What is rickets?
Rickets is a term used to describe abnormal development and calcification (strengthening) of the bones, secondary to either 1) low calcium 2) low vitamin D or 3) high phosphorous intake. Ferrets with rickets can show a range of clinical signs. In moderate to severe cases, affected ferrets are unable to walk or show significant lameness (sore legs). They can also develop fractures during everyday activities due to their weak, rubber-like bones.
What causes this condition?
Juvenile ferrets are particularly susceptible to this condition, often due to the feeding all muscle meat diets which can be deficient in calcium and high in phosphorous. Ferrets are obligate carnivoresmeaning they do have a strict requirement for animal-based proteins, however, diets of only beef or chicken mince (or other muscle based foods) generally provide very little calcium for bone growth. This means juvenile ferrets can develop bones which become very soft, meaning in severe cases their legs have as much strength as the areas of cartilage within a human ear or nose.
How can I prevent my ferret from developing rickets?
- Whole prey:For most ferrets, the best diet is one that consists of whole prey items. This is where ferrets are fed dead mice, chicks or rats. The benefits of this diet are the rich source of calcium from the prey’s bones, the vitamin-rich organs as well as the animal-based protein in the prey’s muscle. The disadvantage of this diet is often the stigma or distastefulness of feeding whole prey for owners, and the tendency of some ferrets to hide their food.
- Commercial dry food:In recent years there have been dry foods specifically designed for ferrets. These biscuit diets have been formulated to have very low grain-based contents, as ferrets are unable to digest or utilise plant-based products effectively. The disadvantage of these diets is they often need to be combined with other foods, and by themselves can be less mentally stimulating to a ferret. Adding in chicken necks, diet supplements such as Predamax or the occasional premium cat wet foods are ways you can increase the benefit of these diets.
What foods are not good for my ferret?
- Has at least 32% protein and around 20% fat
- Has no more than 3% fibre
- Has a reasonable calcium-phosphorous ratio (contains a similar amount of calcium and phosphorous)

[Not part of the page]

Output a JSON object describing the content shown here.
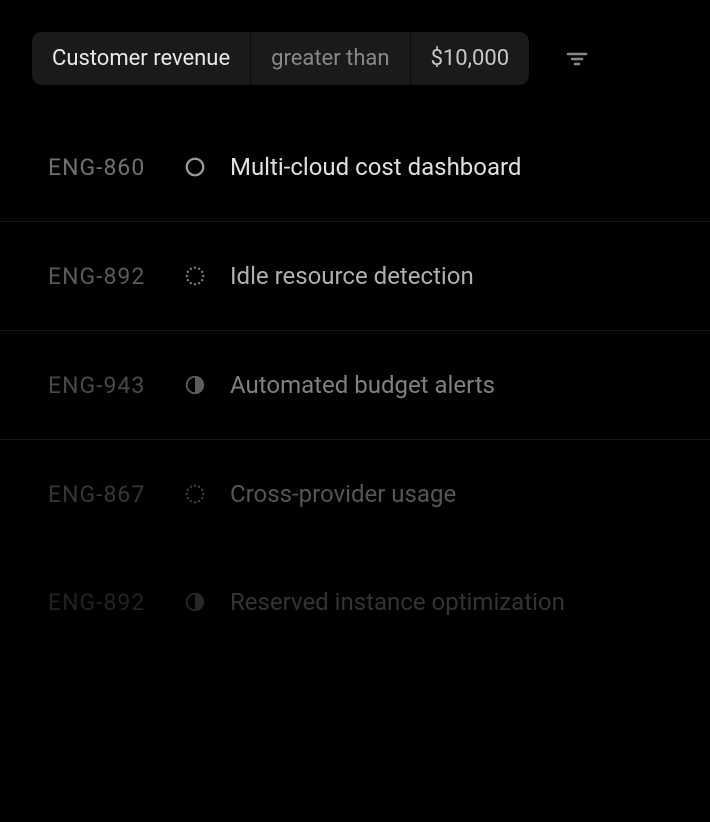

- Has protein that is animal-based, not plant-based
- Is enriching and environmentally stimulating
- Has less than 10% of the diet as treats
I think my ferret has “rickets”. What now?
Rickets can be a serious disease of young ferrets, and one that often requires veterinary attention. In most cases rickets has resulted from a diet lacking in calcium, and this means calcium supplementation is one of the keys areas of treatment. Many ferrets will also require x-rays to assess the severity of any bone deformities, and whether the patient requires any intervention to facilitate normal bone growth. In the worse cases, some ferrets develop profound bone deformities that prevent them from walking, and living free of pain. Quality of life will, unfortunately, need to be considered with these individuals.
If you are concerned that your ferret is unwell or are intending to purchase a young ferret for the first time, please don’t hesitate to contact The Unusual Pet Vets for more information. We can be contacted via email at vets@, or alternatively call us at our Balcatta (9345 4644) or Murdoch clinic (9360 2876).